I agree with Thomas Friedman’s point in his recent New York Times
column “The Shanghai Secret
” that the changes that led to Shanghai's educational successes are not "rocket science." However, Mr. Friedman missed a key difference between Shanghai and the United States: their students are spending much more time in school.
The school described in the article operates an 8-hour school day compared to the typical 6 to 6.5-hour school day here in the U.S. Also, Shanghai’s teachers are benefitting from much more collaboration and planning time during the school day. In the United States, we are making some strides in these two areas, but it is much too slow. Only 1,600 out of the over 100,000 public schools in the U.S. currently operate with an expanded school schedule.

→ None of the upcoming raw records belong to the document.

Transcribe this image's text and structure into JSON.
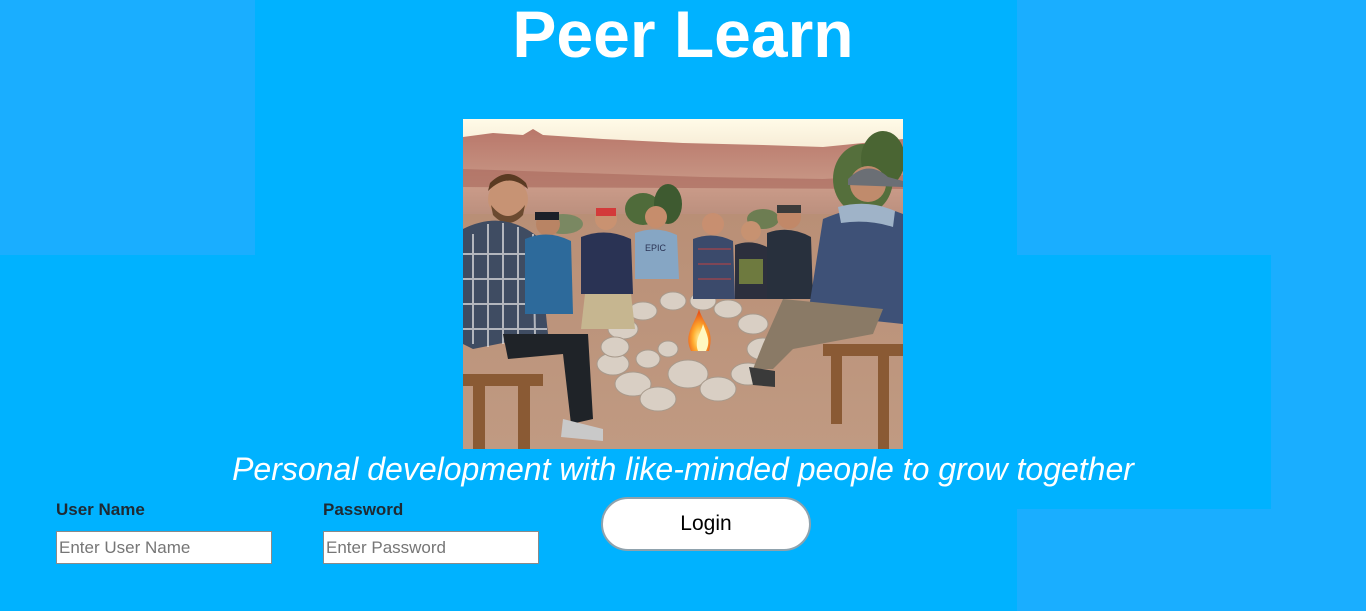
{
  "header": {
    "title": "Peer Learn"
  },
  "hero": {
    "image_alt": "Group of people sitting around a campfire in a desert canyon"
  },
  "tagline": "Personal development with like-minded people to grow together",
  "login_form": {
    "username": {
      "label": "User Name",
      "placeholder": "Enter User Name",
      "value": ""
    },
    "password": {
      "label": "Password",
      "placeholder": "Enter Password",
      "value": ""
    },
    "submit_label": "Login"
  },
  "colors": {
    "background": "#00b2ff",
    "background_block": "#1aaeff",
    "text_light": "#ffffff",
    "label_text": "#1f2a33"
  }
}
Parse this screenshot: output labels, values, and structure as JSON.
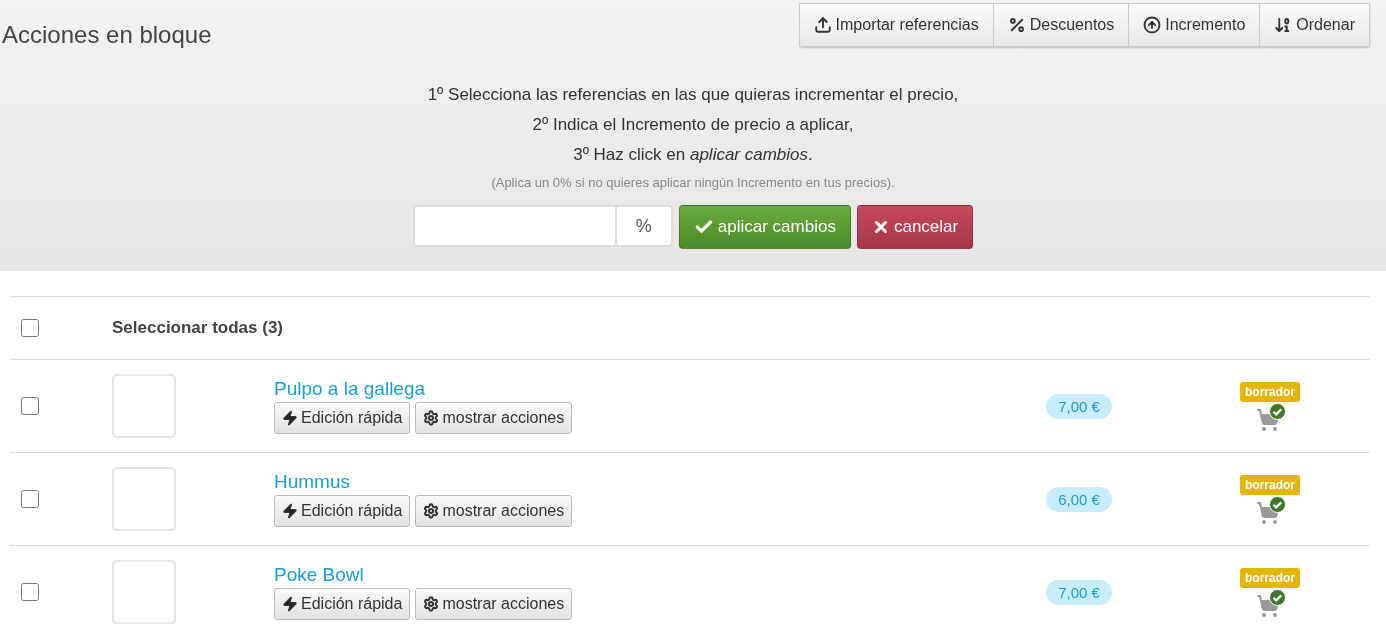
{
  "title": "Acciones en bloque",
  "toolbar": [
    {
      "kind": "import",
      "label": "Importar referencias"
    },
    {
      "kind": "discount",
      "label": "Descuentos"
    },
    {
      "kind": "increment",
      "label": "Incremento"
    },
    {
      "kind": "sort",
      "label": "Ordenar"
    }
  ],
  "instructions": [
    "1º Selecciona las referencias en las que quieras incrementar el precio,",
    "2º Indica el Incremento de precio a aplicar,",
    "3º Haz click en *aplicar cambios*."
  ],
  "note": "(Aplica un 0% si no quieres aplicar ningún Incremento en tus precios).",
  "increment_field": {
    "unit": "%"
  },
  "apply_button": "aplicar cambios",
  "cancel_button": "cancelar",
  "select_all": {
    "label": "Seleccionar todas (3)",
    "checked": false
  },
  "products": [
    {
      "name": "Pulpo a la gallega",
      "checked": false,
      "quick_edit": "Edición rápida",
      "actions": "mostrar acciones",
      "price": "7,00 €",
      "status": "borrador"
    },
    {
      "name": "Hummus",
      "checked": false,
      "quick_edit": "Edición rápida",
      "actions": "mostrar acciones",
      "price": "6,00 €",
      "status": "borrador"
    },
    {
      "name": "Poke Bowl",
      "checked": false,
      "quick_edit": "Edición rápida",
      "actions": "mostrar acciones",
      "price": "7,00 €",
      "status": "borrador"
    }
  ]
}
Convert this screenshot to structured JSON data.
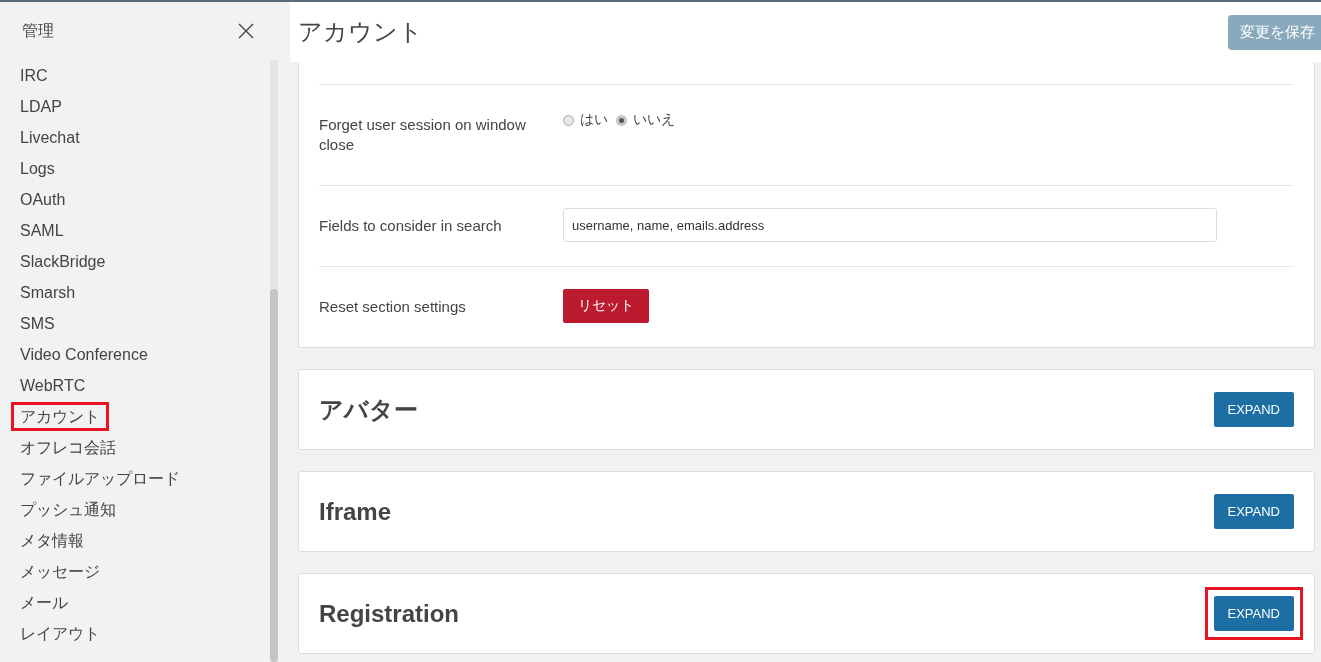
{
  "sidebar": {
    "title": "管理",
    "items": [
      {
        "label": "IRC",
        "selected": false
      },
      {
        "label": "LDAP",
        "selected": false
      },
      {
        "label": "Livechat",
        "selected": false
      },
      {
        "label": "Logs",
        "selected": false
      },
      {
        "label": "OAuth",
        "selected": false
      },
      {
        "label": "SAML",
        "selected": false
      },
      {
        "label": "SlackBridge",
        "selected": false
      },
      {
        "label": "Smarsh",
        "selected": false
      },
      {
        "label": "SMS",
        "selected": false
      },
      {
        "label": "Video Conference",
        "selected": false
      },
      {
        "label": "WebRTC",
        "selected": false
      },
      {
        "label": "アカウント",
        "selected": true
      },
      {
        "label": "オフレコ会話",
        "selected": false
      },
      {
        "label": "ファイルアップロード",
        "selected": false
      },
      {
        "label": "プッシュ通知",
        "selected": false
      },
      {
        "label": "メタ情報",
        "selected": false
      },
      {
        "label": "メッセージ",
        "selected": false
      },
      {
        "label": "メール",
        "selected": false
      },
      {
        "label": "レイアウト",
        "selected": false
      }
    ]
  },
  "header": {
    "title": "アカウント",
    "save_button": "変更を保存"
  },
  "settings": [
    {
      "kind": "radio",
      "label": "Forget user session on window close",
      "options": [
        {
          "label": "はい",
          "selected": false
        },
        {
          "label": "いいえ",
          "selected": true
        }
      ]
    },
    {
      "kind": "text",
      "label": "Fields to consider in search",
      "value": "username, name, emails.address"
    },
    {
      "kind": "reset",
      "label": "Reset section settings",
      "button": "リセット"
    }
  ],
  "sections": [
    {
      "title": "アバター",
      "button": "EXPAND",
      "highlighted": false
    },
    {
      "title": "Iframe",
      "button": "EXPAND",
      "highlighted": false
    },
    {
      "title": "Registration",
      "button": "EXPAND",
      "highlighted": true
    }
  ]
}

If we want to be in a position to compete with Shanghai we must expand learning time for students and teachers nationwide.